:: TASK DIRECTIONS ::
For every line in the records below that holds "circle", make a copy.

[Page and application data records]
───
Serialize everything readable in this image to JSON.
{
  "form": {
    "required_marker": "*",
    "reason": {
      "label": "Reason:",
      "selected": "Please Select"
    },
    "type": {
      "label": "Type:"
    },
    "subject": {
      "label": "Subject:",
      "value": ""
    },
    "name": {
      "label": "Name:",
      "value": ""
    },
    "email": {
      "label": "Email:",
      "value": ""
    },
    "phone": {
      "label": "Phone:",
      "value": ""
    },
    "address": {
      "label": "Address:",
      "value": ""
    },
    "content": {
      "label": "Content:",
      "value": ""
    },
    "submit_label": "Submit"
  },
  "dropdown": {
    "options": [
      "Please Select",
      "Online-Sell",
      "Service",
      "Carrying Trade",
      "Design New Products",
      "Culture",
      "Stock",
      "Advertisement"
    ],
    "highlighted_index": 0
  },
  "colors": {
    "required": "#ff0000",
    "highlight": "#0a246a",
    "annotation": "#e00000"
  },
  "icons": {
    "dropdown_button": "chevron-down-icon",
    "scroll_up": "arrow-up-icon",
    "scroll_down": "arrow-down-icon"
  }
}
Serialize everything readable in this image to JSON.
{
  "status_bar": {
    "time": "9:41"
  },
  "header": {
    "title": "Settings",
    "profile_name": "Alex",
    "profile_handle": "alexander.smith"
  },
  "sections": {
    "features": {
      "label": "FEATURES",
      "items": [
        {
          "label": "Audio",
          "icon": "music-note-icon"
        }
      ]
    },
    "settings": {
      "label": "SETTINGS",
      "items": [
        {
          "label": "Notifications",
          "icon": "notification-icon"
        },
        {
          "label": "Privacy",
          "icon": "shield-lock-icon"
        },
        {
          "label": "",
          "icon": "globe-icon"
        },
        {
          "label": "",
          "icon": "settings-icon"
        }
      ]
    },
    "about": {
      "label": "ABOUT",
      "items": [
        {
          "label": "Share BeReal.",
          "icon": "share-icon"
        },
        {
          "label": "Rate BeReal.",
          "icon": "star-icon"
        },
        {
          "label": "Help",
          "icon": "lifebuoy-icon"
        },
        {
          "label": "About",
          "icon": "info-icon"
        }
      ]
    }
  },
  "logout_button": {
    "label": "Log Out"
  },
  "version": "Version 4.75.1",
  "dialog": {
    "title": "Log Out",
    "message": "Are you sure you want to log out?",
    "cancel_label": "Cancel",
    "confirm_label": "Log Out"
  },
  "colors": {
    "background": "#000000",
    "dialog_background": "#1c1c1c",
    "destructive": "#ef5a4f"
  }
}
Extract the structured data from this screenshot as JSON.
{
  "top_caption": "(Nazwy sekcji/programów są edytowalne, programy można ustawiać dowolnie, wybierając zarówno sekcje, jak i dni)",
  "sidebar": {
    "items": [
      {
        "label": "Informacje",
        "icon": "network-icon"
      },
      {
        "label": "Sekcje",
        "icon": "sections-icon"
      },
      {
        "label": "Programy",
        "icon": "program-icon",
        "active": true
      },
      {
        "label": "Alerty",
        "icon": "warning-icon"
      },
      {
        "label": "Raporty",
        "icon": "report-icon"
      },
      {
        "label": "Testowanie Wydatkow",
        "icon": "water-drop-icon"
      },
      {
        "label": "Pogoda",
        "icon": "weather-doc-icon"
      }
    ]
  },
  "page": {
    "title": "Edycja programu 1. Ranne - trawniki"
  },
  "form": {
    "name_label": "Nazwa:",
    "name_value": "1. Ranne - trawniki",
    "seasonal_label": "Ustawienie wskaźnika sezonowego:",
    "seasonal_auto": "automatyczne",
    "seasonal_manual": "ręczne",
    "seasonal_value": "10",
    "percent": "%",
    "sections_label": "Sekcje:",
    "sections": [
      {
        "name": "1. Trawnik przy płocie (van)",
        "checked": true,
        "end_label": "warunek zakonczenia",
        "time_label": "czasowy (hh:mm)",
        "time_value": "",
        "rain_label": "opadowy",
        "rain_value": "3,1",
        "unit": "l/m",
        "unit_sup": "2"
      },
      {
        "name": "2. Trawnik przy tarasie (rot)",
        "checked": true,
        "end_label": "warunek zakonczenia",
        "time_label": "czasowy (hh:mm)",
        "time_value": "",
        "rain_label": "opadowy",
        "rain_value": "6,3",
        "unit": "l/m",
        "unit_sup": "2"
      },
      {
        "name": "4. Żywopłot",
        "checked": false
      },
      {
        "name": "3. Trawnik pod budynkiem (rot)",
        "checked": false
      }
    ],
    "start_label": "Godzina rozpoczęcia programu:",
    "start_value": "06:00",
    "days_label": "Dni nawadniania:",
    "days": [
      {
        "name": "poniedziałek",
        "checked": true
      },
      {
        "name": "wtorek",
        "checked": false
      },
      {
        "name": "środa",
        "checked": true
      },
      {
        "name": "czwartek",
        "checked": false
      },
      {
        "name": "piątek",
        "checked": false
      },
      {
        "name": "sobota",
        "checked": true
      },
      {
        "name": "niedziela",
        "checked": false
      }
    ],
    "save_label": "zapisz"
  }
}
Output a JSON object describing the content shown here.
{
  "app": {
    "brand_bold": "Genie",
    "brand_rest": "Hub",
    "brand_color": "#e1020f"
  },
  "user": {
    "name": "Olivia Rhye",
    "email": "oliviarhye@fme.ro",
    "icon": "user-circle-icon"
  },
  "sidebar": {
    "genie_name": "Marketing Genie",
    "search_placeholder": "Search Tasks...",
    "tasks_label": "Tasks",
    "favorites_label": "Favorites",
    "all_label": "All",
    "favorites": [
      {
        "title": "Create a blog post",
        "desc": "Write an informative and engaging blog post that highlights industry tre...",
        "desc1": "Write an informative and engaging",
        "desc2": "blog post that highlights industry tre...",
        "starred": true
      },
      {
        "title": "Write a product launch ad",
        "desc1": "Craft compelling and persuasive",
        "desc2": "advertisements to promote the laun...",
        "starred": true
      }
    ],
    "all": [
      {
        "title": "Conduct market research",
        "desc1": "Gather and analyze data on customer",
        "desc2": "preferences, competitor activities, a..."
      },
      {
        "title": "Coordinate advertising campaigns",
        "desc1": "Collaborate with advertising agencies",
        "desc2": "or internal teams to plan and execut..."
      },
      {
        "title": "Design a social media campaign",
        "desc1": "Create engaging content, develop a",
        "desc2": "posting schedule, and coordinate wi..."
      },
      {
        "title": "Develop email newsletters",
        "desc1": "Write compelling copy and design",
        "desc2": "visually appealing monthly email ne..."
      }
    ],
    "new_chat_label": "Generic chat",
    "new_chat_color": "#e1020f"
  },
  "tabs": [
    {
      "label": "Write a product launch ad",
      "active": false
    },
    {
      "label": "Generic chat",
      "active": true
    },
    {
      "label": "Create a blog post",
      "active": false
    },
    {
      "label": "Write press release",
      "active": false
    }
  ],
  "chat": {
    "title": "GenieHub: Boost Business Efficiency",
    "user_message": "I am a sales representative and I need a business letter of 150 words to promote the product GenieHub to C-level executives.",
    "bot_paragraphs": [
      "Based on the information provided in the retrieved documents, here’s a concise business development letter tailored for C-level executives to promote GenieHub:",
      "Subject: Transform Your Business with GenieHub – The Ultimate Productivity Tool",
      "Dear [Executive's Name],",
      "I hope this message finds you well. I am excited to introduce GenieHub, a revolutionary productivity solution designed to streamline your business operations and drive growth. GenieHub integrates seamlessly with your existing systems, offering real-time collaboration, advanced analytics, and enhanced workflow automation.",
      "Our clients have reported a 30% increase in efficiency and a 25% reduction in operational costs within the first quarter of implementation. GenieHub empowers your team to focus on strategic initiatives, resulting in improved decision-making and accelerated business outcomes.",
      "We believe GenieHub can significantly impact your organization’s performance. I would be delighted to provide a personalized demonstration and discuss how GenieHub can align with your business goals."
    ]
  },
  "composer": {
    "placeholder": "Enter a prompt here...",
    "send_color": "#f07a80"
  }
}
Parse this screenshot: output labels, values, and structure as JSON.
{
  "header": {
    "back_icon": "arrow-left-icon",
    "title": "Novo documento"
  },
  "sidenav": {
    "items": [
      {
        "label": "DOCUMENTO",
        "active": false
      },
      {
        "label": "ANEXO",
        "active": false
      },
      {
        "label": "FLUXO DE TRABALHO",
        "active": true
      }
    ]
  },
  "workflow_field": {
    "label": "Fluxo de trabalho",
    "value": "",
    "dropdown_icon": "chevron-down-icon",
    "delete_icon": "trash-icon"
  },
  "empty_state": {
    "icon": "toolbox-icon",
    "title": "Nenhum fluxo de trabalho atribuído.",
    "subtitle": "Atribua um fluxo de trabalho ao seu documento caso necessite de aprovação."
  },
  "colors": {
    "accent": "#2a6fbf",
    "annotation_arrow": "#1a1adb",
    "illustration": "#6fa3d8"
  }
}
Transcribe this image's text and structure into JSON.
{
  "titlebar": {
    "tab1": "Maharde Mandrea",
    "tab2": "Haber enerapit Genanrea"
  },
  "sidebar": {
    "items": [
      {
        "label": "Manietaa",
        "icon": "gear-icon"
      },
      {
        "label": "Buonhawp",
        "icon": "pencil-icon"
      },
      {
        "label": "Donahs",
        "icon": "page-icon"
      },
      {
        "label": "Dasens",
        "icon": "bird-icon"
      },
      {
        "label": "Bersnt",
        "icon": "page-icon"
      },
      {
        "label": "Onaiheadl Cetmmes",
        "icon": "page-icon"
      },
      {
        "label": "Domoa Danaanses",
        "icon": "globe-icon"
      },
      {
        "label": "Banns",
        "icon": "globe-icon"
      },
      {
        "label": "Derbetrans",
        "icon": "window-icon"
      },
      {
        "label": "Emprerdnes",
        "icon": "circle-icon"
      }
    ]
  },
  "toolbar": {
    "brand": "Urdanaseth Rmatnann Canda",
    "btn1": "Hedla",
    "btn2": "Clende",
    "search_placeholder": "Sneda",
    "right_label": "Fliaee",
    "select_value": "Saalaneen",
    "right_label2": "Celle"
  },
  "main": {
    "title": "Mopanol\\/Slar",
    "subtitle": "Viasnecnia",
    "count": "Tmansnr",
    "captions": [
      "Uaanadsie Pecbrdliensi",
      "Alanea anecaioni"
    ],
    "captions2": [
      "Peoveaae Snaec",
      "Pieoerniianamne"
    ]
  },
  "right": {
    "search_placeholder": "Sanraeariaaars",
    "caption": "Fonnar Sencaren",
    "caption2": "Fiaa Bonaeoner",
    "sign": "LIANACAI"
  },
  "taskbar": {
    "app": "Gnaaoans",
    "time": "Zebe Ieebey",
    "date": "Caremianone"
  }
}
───
:: OUTPUT ::
    "icon": "user-circle-icon"
        "icon": "circle-icon"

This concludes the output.